GIVEN ENTRIES.

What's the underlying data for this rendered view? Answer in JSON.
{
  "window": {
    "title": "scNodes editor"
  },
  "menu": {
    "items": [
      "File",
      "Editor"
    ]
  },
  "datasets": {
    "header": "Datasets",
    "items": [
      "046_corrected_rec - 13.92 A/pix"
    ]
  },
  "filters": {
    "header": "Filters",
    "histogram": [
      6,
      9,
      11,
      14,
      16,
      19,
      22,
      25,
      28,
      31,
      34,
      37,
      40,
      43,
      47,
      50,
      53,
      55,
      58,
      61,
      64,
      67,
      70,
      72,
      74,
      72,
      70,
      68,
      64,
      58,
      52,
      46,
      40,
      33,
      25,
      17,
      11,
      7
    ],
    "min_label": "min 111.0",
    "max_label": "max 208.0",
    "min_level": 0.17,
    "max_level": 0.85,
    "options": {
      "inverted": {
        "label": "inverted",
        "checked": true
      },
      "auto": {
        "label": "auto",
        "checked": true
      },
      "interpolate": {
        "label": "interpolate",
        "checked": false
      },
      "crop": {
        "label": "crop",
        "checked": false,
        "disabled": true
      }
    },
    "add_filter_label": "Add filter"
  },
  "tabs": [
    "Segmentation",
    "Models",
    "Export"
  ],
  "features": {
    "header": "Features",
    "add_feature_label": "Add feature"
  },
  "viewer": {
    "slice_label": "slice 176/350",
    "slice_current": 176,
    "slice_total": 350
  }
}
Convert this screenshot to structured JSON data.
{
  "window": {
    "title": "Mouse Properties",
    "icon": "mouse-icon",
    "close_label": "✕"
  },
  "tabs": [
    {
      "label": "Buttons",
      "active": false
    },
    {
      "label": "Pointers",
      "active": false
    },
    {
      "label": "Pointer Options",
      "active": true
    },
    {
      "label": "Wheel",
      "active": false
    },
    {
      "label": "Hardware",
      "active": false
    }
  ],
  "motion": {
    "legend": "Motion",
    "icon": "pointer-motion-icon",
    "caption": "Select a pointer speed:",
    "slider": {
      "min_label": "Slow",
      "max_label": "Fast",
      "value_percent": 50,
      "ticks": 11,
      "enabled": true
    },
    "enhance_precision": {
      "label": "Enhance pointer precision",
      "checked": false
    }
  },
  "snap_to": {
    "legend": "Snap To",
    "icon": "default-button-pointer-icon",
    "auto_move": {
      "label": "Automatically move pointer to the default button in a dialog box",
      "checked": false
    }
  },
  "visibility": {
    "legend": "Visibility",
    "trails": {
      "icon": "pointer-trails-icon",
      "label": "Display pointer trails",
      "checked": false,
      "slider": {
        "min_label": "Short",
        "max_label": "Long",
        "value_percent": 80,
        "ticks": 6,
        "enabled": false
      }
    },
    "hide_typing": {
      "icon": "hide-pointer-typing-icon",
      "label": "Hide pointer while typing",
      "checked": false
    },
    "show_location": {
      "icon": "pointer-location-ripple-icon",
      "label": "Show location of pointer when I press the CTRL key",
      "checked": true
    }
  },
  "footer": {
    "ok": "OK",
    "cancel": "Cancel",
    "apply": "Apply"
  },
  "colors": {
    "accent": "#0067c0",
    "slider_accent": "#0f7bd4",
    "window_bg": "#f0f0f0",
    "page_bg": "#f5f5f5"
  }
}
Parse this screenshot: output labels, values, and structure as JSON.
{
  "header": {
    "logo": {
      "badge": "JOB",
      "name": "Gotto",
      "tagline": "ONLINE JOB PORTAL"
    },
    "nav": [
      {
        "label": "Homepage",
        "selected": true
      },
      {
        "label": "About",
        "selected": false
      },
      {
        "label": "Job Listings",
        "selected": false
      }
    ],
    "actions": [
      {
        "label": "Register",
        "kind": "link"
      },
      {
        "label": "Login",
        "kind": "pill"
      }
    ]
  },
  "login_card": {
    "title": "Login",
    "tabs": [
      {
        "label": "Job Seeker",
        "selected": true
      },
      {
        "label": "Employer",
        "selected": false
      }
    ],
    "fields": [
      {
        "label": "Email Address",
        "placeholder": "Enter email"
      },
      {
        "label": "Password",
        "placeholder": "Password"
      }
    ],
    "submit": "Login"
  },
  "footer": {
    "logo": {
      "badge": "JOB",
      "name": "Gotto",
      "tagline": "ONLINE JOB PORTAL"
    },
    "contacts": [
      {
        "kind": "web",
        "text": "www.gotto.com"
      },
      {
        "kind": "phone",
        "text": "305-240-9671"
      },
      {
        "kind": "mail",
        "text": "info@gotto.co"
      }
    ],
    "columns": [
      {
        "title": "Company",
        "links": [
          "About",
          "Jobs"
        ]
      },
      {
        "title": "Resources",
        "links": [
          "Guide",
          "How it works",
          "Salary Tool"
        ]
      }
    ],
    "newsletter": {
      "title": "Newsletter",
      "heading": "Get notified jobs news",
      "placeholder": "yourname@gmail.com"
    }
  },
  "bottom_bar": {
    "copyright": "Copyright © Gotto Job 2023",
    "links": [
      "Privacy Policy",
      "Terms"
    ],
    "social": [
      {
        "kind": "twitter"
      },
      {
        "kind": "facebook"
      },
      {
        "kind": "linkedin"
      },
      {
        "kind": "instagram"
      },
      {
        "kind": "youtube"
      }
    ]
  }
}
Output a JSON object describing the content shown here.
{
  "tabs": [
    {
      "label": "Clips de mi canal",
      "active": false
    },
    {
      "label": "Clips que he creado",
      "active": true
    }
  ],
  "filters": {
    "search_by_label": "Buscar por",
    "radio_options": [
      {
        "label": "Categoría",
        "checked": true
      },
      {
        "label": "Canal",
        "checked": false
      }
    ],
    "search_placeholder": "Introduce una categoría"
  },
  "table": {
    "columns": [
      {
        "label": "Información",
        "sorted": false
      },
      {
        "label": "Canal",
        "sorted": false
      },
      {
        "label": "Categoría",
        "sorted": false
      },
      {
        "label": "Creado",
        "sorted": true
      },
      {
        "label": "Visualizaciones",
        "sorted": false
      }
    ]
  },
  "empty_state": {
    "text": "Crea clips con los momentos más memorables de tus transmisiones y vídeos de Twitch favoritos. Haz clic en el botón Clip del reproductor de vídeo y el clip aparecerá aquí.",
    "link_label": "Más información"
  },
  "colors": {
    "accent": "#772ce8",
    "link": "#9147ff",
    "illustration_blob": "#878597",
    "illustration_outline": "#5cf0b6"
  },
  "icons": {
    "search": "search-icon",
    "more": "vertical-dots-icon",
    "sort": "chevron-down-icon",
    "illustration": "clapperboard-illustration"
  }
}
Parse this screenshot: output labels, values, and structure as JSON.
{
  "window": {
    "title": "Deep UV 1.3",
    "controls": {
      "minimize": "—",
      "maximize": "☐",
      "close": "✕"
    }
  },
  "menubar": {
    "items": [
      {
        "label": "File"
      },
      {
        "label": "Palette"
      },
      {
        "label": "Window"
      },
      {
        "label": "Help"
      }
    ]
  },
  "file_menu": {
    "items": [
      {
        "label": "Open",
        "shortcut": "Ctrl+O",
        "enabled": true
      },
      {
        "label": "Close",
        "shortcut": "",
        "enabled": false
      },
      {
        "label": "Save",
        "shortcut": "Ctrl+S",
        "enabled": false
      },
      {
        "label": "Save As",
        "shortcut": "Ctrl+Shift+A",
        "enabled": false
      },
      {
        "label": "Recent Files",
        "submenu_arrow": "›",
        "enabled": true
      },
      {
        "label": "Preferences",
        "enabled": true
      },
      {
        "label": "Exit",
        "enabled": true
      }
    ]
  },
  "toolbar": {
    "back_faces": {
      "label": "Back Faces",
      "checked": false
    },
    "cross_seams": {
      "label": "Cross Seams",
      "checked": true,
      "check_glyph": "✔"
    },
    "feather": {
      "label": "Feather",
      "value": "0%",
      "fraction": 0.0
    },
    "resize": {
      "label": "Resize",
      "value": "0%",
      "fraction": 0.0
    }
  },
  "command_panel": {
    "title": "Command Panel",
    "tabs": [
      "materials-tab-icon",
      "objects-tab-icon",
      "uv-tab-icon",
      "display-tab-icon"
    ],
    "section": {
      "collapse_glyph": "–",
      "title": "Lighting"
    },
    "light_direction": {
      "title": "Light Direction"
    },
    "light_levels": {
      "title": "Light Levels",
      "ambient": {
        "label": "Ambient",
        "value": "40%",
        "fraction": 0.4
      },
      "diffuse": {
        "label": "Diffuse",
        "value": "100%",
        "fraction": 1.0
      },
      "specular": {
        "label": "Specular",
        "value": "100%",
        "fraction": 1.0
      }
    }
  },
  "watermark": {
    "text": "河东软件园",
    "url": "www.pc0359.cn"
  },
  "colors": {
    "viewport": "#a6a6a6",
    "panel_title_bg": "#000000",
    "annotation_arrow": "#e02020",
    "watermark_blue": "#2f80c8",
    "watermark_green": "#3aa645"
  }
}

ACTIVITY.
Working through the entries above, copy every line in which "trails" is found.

OUTPUT OF THE TASK.
    "trails": {
      "icon": "pointer-trails-icon",
      "label": "Display pointer trails",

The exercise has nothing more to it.